The drinking fountain was donated to the town by Clara Killam, the daughter of Samuel Killam, a wealthy shipping magnate. Clara selected Clara selected casting number 310-k with the statue of a trotting horse from the catalog of J.L. Mott Iron Works, New York.

The 11 feet high structure consists of a single granite pedestal with attic base and canted corners surmounted by a bronze statue of a prancing horse. Two demi-lune fluted basins for human consumption were located on the east and west sides of the fountain. A continual water flow was supplied from Lake George. Drinking cups attached to chains were filled from dolphin mascaron spouts. The overflow of water from the basins fed the horse and cattle troughs on the north and south sides, and the four smaller basins on each corner supplied refreshment to smaller animals. Panels on each side are made from iron and are elaborately detailed with ornamentation. On the south side, a brass plate bears the following inscription: Presented / To / Milton Yarmouth / By / Clara Killam /, May 1, 1893.

plaque

In the early 20th century, the advent of automobiles decreased the need for watering horses, and the fountain no longer became an important feature. Faucets were replaced by a push button to restrict water flow and the cups were removed.

townofyarmouth_mask

Throughout its history, the fountain has been damaged and defaced accidentally and purposefully. One of the dolphin masks, blown off in August 1922 by a home-made bomb, was replaced. Collisions with vehicular traffic caused minor damage, and in 1961 during a snow storm, a snow plough struck the fountain causing the statue to topple from the base and smash into pieces. The horse was saved from the town dump by the town engineer who hired the Lunenburg Foundry to reassemble the pieces. This was accomplished with steel plates and hundreds of stainless steel screws. The statue was then returned to Yarmouth and remounted on the fountain.

1940s

1940s

Many pranks have done damage to the statue by riding the horse, snapping its ears off, and defacing it with spray paint. An annual tradition for School of Nursing graduates was the decoration of the horse using straw hats, feed bags, and bandages. In 1986 when the ears were broken off, cracks were discovered in the horse’s limbs and it was once again sent to Lunenburg for repair. A dividing island now offers slightly more protection from vehicular traffic.

The structure was recognized as an historic place in 1984 and listed on the Canadian Register of Historic Places on 27 February 2007. Today, the structure is seated on an octagonal plinth, and the monument is no longer used as a drinking fountain. Flowers growing in the font are planted by the Milton Improvement Society with annual maintenance of the structure funded by the Town of Yarmouth.

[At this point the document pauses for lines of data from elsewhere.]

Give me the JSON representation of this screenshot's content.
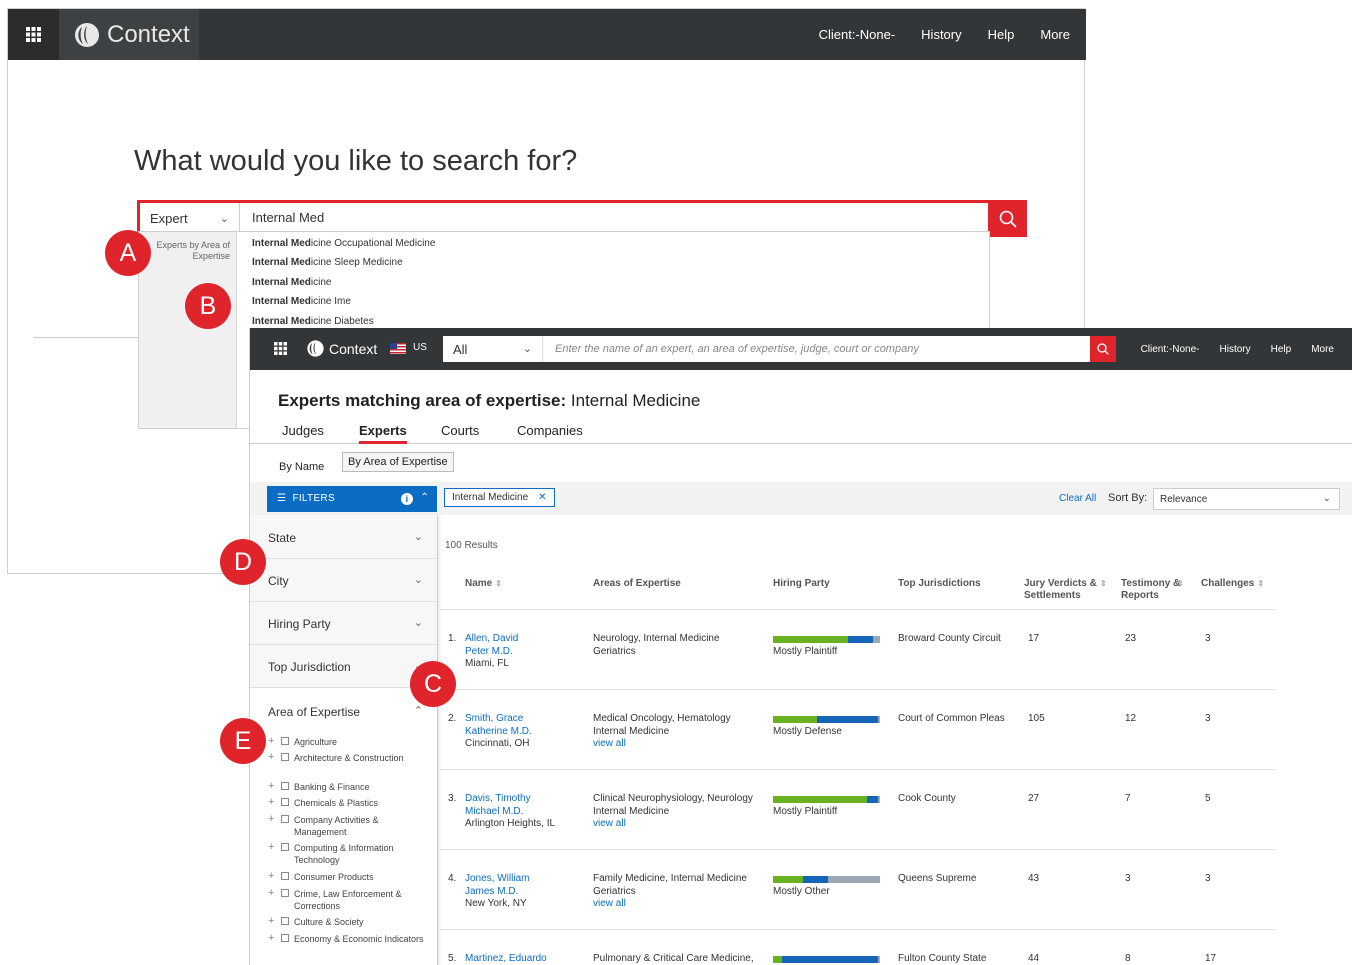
{
  "back": {
    "app_name": "Context",
    "nav": [
      "Client:-None-",
      "History",
      "Help",
      "More"
    ],
    "heading": "What would you like to search for?",
    "search_type": "Expert",
    "search_value": "Internal Med",
    "dropdown_category": "Experts by Area of Expertise",
    "suggestions": [
      {
        "match": "Internal Med",
        "rest": "icine Occupational Medicine"
      },
      {
        "match": "Internal Med",
        "rest": "icine Sleep Medicine"
      },
      {
        "match": "Internal Med",
        "rest": "icine"
      },
      {
        "match": "Internal Med",
        "rest": "icine Ime"
      },
      {
        "match": "Internal Med",
        "rest": "icine Diabetes"
      }
    ]
  },
  "front": {
    "app_name": "Context",
    "region": "US",
    "scope": "All",
    "search_placeholder": "Enter the name of an expert, an area of expertise, judge, court or company",
    "nav": [
      "Client:-None-",
      "History",
      "Help",
      "More"
    ],
    "title_bold": "Experts matching area of expertise:",
    "title_rest": "Internal Medicine",
    "tabs": [
      "Judges",
      "Experts",
      "Courts",
      "Companies"
    ],
    "active_tab": "Experts",
    "subtabs": [
      "By Name",
      "By Area of Expertise"
    ],
    "filters_label": "FILTERS",
    "chip": "Internal Medicine",
    "clear_all": "Clear All",
    "sort_label": "Sort By:",
    "sort_value": "Relevance",
    "filter_sections": [
      "State",
      "City",
      "Hiring Party",
      "Top Jurisdiction"
    ],
    "aoe_label": "Area of Expertise",
    "aoe_items": [
      "Agriculture",
      "Architecture & Construction",
      "Banking & Finance",
      "Chemicals & Plastics",
      "Company Activities & Management",
      "Computing & Information Technology",
      "Consumer Products",
      "Crime, Law Enforcement & Corrections",
      "Culture & Society",
      "Economy & Economic Indicators"
    ],
    "results_count": "100 Results",
    "columns": [
      "Name",
      "Areas of Expertise",
      "Hiring Party",
      "Top Jurisdictions",
      "Jury Verdicts & Settlements",
      "Testimony & Reports",
      "Challenges"
    ],
    "rows": [
      {
        "num": "1.",
        "name1": "Allen, David",
        "name2": "Peter M.D.",
        "loc": "Miami, FL",
        "aoe1": "Neurology, Internal Medicine",
        "aoe2": "Geriatrics",
        "view_all": "",
        "hiring": "Mostly Plaintiff",
        "bar": [
          0.7,
          0.23,
          0.07
        ],
        "jur": "Broward County Circuit",
        "jury": "17",
        "testimony": "23",
        "challenges": "3"
      },
      {
        "num": "2.",
        "name1": "Smith, Grace",
        "name2": "Katherine M.D.",
        "loc": "Cincinnati, OH",
        "aoe1": "Medical Oncology, Hematology",
        "aoe2": "Internal Medicine",
        "view_all": "view all",
        "hiring": "Mostly Defense",
        "bar": [
          0.41,
          0.57,
          0.02
        ],
        "jur": "Court of Common Pleas",
        "jury": "105",
        "testimony": "12",
        "challenges": "3"
      },
      {
        "num": "3.",
        "name1": "Davis, Timothy",
        "name2": "Michael M.D.",
        "loc": "Arlington Heights, IL",
        "aoe1": "Clinical Neurophysiology, Neurology",
        "aoe2": "Internal Medicine",
        "view_all": "view all",
        "hiring": "Mostly Plaintiff",
        "bar": [
          0.88,
          0.1,
          0.02
        ],
        "jur": "Cook County",
        "jury": "27",
        "testimony": "7",
        "challenges": "5"
      },
      {
        "num": "4.",
        "name1": "Jones, William",
        "name2": "James M.D.",
        "loc": "New York, NY",
        "aoe1": "Family Medicine, Internal Medicine",
        "aoe2": "Geriatrics",
        "view_all": "view all",
        "hiring": "Mostly Other",
        "bar": [
          0.28,
          0.23,
          0.49
        ],
        "jur": "Queens Supreme",
        "jury": "43",
        "testimony": "3",
        "challenges": "3"
      },
      {
        "num": "5.",
        "name1": "Martinez, Eduardo",
        "name2": "",
        "loc": "",
        "aoe1": "Pulmonary & Critical Care Medicine,",
        "aoe2": "",
        "view_all": "",
        "hiring": "",
        "bar": [
          0.08,
          0.9,
          0.02
        ],
        "jur": "Fulton County State",
        "jury": "44",
        "testimony": "8",
        "challenges": "17"
      }
    ]
  },
  "markers": [
    "A",
    "B",
    "C",
    "D",
    "E"
  ],
  "colors": {
    "accent": "#e0242c",
    "primary": "#0b6cc4",
    "plaintiff": "#6ab023",
    "defense": "#1565b8",
    "other": "#9aa9b4",
    "topbar": "#333638"
  }
}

Glossary

  • Attic base, a column base with two rings
  • Canted corner, an angled surface which cuts of a corner
  • Demi-lune, half moon or crescent shape
  • Mascaron, a decorative element in the form of a sculpted face or head of a human being or an animal
  • Pedestal, an architectural support for a column or statue
  • Plinth, flat base usually projecting, upon which a pedestal, wall or column rests.